» **WHAT IS REQUIRED**: List each line of the data that holds the string "true", please.

» **PROVIDED DATA**:
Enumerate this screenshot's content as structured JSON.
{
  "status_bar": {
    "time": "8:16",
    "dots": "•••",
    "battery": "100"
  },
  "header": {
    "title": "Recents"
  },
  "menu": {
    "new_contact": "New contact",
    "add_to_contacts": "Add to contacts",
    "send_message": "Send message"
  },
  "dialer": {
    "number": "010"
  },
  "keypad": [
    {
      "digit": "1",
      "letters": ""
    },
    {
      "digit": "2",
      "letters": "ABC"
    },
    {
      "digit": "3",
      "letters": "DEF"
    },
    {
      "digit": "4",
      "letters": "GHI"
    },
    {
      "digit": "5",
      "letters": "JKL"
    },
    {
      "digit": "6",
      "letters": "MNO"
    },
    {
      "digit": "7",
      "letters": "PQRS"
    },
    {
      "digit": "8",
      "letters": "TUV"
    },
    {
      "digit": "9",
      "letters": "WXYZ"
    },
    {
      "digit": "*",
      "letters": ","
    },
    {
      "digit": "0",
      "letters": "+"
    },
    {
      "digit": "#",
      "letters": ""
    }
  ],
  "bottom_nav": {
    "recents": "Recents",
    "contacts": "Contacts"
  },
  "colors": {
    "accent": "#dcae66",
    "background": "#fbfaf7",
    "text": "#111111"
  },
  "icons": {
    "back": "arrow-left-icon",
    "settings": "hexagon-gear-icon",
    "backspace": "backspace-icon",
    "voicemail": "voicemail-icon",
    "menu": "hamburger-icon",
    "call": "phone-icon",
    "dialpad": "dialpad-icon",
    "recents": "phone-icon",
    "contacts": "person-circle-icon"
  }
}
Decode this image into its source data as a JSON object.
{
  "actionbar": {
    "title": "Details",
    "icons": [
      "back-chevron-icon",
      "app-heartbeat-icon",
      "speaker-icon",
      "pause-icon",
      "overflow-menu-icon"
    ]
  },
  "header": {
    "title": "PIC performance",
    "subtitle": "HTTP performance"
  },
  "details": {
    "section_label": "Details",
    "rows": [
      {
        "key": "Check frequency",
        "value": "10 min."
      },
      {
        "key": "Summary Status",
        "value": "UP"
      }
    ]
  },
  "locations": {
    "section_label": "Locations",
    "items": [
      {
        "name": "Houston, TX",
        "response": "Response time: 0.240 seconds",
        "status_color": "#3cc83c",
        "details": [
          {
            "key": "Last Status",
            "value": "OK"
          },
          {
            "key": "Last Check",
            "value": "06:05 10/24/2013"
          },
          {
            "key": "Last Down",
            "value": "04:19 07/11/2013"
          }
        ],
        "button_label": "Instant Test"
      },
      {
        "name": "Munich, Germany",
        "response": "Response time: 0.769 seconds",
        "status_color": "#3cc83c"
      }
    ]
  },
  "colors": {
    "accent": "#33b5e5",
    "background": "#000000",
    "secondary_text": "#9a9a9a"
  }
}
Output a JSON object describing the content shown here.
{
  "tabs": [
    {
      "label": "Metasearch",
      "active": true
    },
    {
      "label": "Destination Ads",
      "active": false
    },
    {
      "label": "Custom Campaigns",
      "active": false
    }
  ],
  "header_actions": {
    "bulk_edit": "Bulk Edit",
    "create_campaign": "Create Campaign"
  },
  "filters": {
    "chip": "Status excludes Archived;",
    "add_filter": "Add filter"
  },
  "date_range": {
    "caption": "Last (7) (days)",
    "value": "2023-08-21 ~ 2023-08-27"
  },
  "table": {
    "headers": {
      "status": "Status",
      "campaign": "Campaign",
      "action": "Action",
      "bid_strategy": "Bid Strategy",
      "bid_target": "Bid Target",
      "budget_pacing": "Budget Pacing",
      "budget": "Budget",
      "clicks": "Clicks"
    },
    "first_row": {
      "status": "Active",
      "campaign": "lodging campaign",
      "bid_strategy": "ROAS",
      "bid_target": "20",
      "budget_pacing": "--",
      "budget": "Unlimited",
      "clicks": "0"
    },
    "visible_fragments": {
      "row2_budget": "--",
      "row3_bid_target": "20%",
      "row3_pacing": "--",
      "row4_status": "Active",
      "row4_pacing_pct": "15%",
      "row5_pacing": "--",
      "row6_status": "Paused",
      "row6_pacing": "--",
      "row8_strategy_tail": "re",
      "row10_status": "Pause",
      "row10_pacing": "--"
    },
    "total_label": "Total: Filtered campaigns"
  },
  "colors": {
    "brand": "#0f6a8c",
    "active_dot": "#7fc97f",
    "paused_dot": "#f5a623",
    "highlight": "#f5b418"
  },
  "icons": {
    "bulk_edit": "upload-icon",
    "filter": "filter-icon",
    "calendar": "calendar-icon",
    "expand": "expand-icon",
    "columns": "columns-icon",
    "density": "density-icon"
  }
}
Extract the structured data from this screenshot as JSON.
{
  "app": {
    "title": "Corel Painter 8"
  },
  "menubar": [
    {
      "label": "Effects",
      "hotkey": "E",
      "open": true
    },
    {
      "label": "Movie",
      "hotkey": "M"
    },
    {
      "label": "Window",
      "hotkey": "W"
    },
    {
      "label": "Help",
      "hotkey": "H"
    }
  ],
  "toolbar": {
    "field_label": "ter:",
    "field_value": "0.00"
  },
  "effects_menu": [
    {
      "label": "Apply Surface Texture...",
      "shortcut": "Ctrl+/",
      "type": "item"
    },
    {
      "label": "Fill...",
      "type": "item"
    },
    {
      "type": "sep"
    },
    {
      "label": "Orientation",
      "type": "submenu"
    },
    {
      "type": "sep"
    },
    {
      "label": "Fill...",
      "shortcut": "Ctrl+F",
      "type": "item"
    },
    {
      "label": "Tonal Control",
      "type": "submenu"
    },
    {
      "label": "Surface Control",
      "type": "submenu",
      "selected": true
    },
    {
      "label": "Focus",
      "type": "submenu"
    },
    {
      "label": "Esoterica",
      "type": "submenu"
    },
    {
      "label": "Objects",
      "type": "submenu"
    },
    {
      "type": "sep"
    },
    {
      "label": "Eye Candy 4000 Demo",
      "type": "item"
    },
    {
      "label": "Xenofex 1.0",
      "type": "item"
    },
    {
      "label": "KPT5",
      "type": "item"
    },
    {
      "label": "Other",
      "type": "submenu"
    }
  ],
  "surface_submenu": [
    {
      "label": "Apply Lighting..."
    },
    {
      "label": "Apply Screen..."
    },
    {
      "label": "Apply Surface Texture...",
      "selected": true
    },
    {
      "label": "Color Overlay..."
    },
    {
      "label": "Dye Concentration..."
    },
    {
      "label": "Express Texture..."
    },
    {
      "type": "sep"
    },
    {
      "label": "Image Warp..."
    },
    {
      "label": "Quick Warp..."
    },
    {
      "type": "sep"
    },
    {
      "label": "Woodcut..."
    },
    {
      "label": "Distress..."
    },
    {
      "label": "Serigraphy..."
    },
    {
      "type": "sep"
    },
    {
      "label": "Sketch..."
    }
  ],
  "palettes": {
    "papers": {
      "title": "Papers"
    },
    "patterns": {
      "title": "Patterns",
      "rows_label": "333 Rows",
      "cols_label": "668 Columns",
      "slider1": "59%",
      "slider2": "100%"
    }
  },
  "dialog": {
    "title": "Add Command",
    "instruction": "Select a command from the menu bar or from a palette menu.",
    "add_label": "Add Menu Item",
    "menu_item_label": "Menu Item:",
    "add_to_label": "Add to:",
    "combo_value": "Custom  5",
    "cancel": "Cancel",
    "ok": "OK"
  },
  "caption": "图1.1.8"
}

» **EXERCISE RESPONSE**:
      "active": true
      "open": true
      "selected": true
      "selected": true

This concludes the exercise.